Powell-Mason (Running from Hallidie Plaza to Fisherman’s Wharf via Powell and Mason Streets.)
California Street (Running from Market Street to Van Ness Avenue via California Street.)
The “Painted Ladies”
Another day trip started with us catching the bus over to Alamo Square Park to see the “Painted Ladies” on Steiner St. These are a row of Victorian houses overlooking the park, which cascade down a steep hill offering views of San Francisco city in the background. These houses are probably the most photographed examples of Victorian style houses in San Francisco and were also featured in the opening title sequences of the 1980’s TV show “Full House”.
In a neighbourhood of Victorian style wooden houses, this old fire box alarm we found on the street corner is an appropriate reminder of times past. When someone pulls the alarm a telegraph wheel taps out a message to the nearest fire station, announcing the box number. The box looks antique, but it still serves its original purpose.
Japantown and Union Square
After the painted ladies, we hopped the bus over to explore nearby Japantown and eat some lunch. Back on the bus to the Union Square district for some obligatory shopping.
My siblings wanted to ride the curved escalator, because it looked like something the extravagantly rich would be seen on. So I took photos of them while they did, paparazzi style. Using our trusty MUNI Map, it was easy to catch another (modern) tram back to the end of 17th Street at the end of the day and walk back to the apartment.
Golden Gate Bridge
Our last day in San Francisco started with us catching the tram into town and picking up our hire car. We took a day trip in the car, starting with a drive over the Golden Gate Bridge, to the lookouts on the other side for photo opportunities.

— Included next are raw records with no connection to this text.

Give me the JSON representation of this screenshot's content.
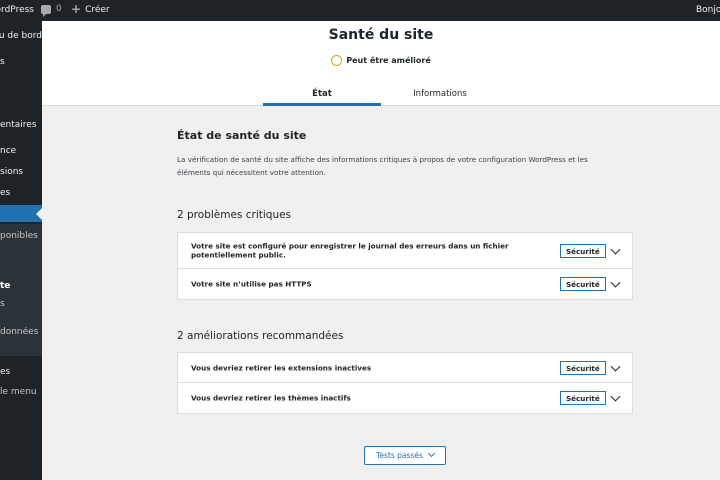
{
  "admin_bar": {
    "site_name": "WordPress",
    "comments_count": "0",
    "create_label": "Créer",
    "greeting": "Bonjour"
  },
  "sidebar": {
    "items": [
      {
        "label": "u de bord"
      },
      {
        "label": "s"
      },
      {
        "label": "entaires"
      },
      {
        "label": "nce"
      },
      {
        "label": "sions"
      },
      {
        "label": "es"
      },
      {
        "label": "ponibles"
      },
      {
        "label": "te"
      },
      {
        "label": "s"
      },
      {
        "label": "données"
      },
      {
        "label": "es"
      },
      {
        "label": "le menu"
      }
    ]
  },
  "header": {
    "title": "Santé du site",
    "status": "Peut être amélioré",
    "status_color": "#dba617",
    "tabs": [
      {
        "label": "État"
      },
      {
        "label": "Informations"
      }
    ]
  },
  "main": {
    "heading": "État de santé du site",
    "description": "La vérification de santé du site affiche des informations critiques à propos de votre configuration WordPress et les éléments qui nécessitent votre attention.",
    "critical": {
      "title": "2 problèmes critiques",
      "items": [
        {
          "label": "Votre site est configuré pour enregistrer le journal des erreurs dans un fichier potentiellement public.",
          "badge": "Sécurité"
        },
        {
          "label": "Votre site n’utilise pas HTTPS",
          "badge": "Sécurité"
        }
      ]
    },
    "recommended": {
      "title": "2 améliorations recommandées",
      "items": [
        {
          "label": "Vous devriez retirer les extensions inactives",
          "badge": "Sécurité"
        },
        {
          "label": "Vous devriez retirer les thèmes inactifs",
          "badge": "Sécurité"
        }
      ]
    },
    "passed_button": "Tests passés"
  },
  "colors": {
    "accent": "#2271b1",
    "admin_dark": "#1d2327",
    "background": "#f0f0f1"
  }
}
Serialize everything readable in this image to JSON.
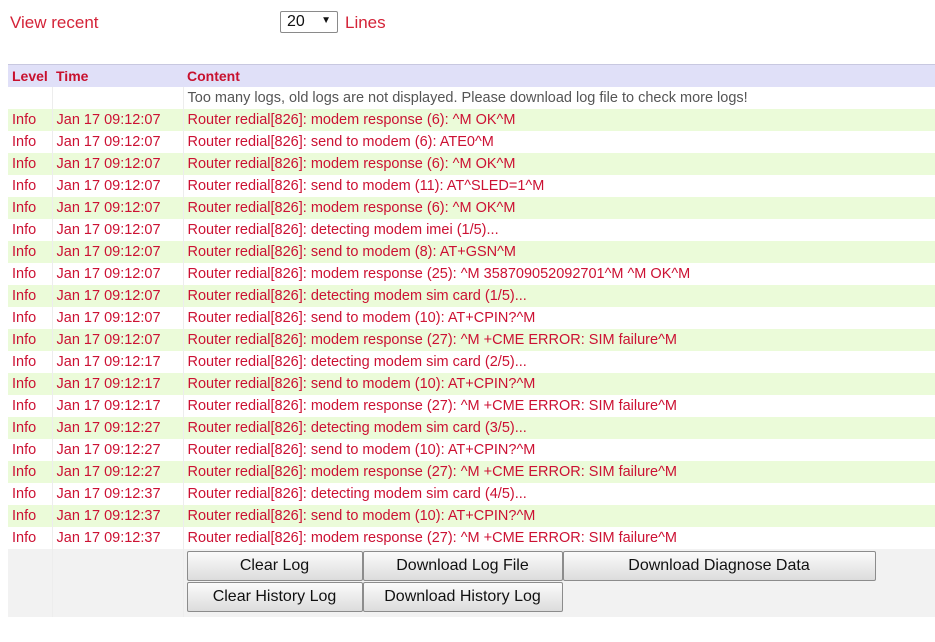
{
  "view": {
    "label": "View recent",
    "lines_value": "20",
    "lines_label": "Lines"
  },
  "table": {
    "headers": {
      "level": "Level",
      "time": "Time",
      "content": "Content"
    },
    "note": "Too many logs, old logs are not displayed. Please download log file to check more logs!",
    "rows": [
      {
        "level": "Info",
        "time": "Jan 17 09:12:07",
        "content": "Router redial[826]: modem response (6): ^M OK^M"
      },
      {
        "level": "Info",
        "time": "Jan 17 09:12:07",
        "content": "Router redial[826]: send to modem (6): ATE0^M"
      },
      {
        "level": "Info",
        "time": "Jan 17 09:12:07",
        "content": "Router redial[826]: modem response (6): ^M OK^M"
      },
      {
        "level": "Info",
        "time": "Jan 17 09:12:07",
        "content": "Router redial[826]: send to modem (11): AT^SLED=1^M"
      },
      {
        "level": "Info",
        "time": "Jan 17 09:12:07",
        "content": "Router redial[826]: modem response (6): ^M OK^M"
      },
      {
        "level": "Info",
        "time": "Jan 17 09:12:07",
        "content": "Router redial[826]: detecting modem imei (1/5)..."
      },
      {
        "level": "Info",
        "time": "Jan 17 09:12:07",
        "content": "Router redial[826]: send to modem (8): AT+GSN^M"
      },
      {
        "level": "Info",
        "time": "Jan 17 09:12:07",
        "content": "Router redial[826]: modem response (25): ^M 358709052092701^M ^M OK^M"
      },
      {
        "level": "Info",
        "time": "Jan 17 09:12:07",
        "content": "Router redial[826]: detecting modem sim card (1/5)..."
      },
      {
        "level": "Info",
        "time": "Jan 17 09:12:07",
        "content": "Router redial[826]: send to modem (10): AT+CPIN?^M"
      },
      {
        "level": "Info",
        "time": "Jan 17 09:12:07",
        "content": "Router redial[826]: modem response (27): ^M +CME ERROR: SIM failure^M"
      },
      {
        "level": "Info",
        "time": "Jan 17 09:12:17",
        "content": "Router redial[826]: detecting modem sim card (2/5)..."
      },
      {
        "level": "Info",
        "time": "Jan 17 09:12:17",
        "content": "Router redial[826]: send to modem (10): AT+CPIN?^M"
      },
      {
        "level": "Info",
        "time": "Jan 17 09:12:17",
        "content": "Router redial[826]: modem response (27): ^M +CME ERROR: SIM failure^M"
      },
      {
        "level": "Info",
        "time": "Jan 17 09:12:27",
        "content": "Router redial[826]: detecting modem sim card (3/5)..."
      },
      {
        "level": "Info",
        "time": "Jan 17 09:12:27",
        "content": "Router redial[826]: send to modem (10): AT+CPIN?^M"
      },
      {
        "level": "Info",
        "time": "Jan 17 09:12:27",
        "content": "Router redial[826]: modem response (27): ^M +CME ERROR: SIM failure^M"
      },
      {
        "level": "Info",
        "time": "Jan 17 09:12:37",
        "content": "Router redial[826]: detecting modem sim card (4/5)..."
      },
      {
        "level": "Info",
        "time": "Jan 17 09:12:37",
        "content": "Router redial[826]: send to modem (10): AT+CPIN?^M"
      },
      {
        "level": "Info",
        "time": "Jan 17 09:12:37",
        "content": "Router redial[826]: modem response (27): ^M +CME ERROR: SIM failure^M"
      }
    ]
  },
  "buttons": {
    "clear_log": "Clear Log",
    "download_log_file": "Download Log File",
    "download_diagnose_data": "Download Diagnose Data",
    "clear_history_log": "Clear History Log",
    "download_history_log": "Download History Log"
  },
  "colors": {
    "text_red": "#cc1133",
    "header_bg": "#e0e0f8",
    "row_green": "#ebfbd9"
  }
}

Then we went into Sausalito for morning coffee and walked around the town a little bit.
I saw a fire engine with the surf board on top. I guess we’re in California, after all….
From there we drove to the Napa Valley for lunch at a beautiful restaurant called Farmstead at Long Meadow Ranch in St Helena.
The food was great and we spent some time enjoying the gardens and played a game of horseshoes under the shade of a lovely old tree.
Until next time
That was the end of our visit to San Francisco and we continued our road trip on to South Lake Tahoe. I would like to go back to see more of San Francisco another time. Do you have any suggestions for more sights to see on my next trip?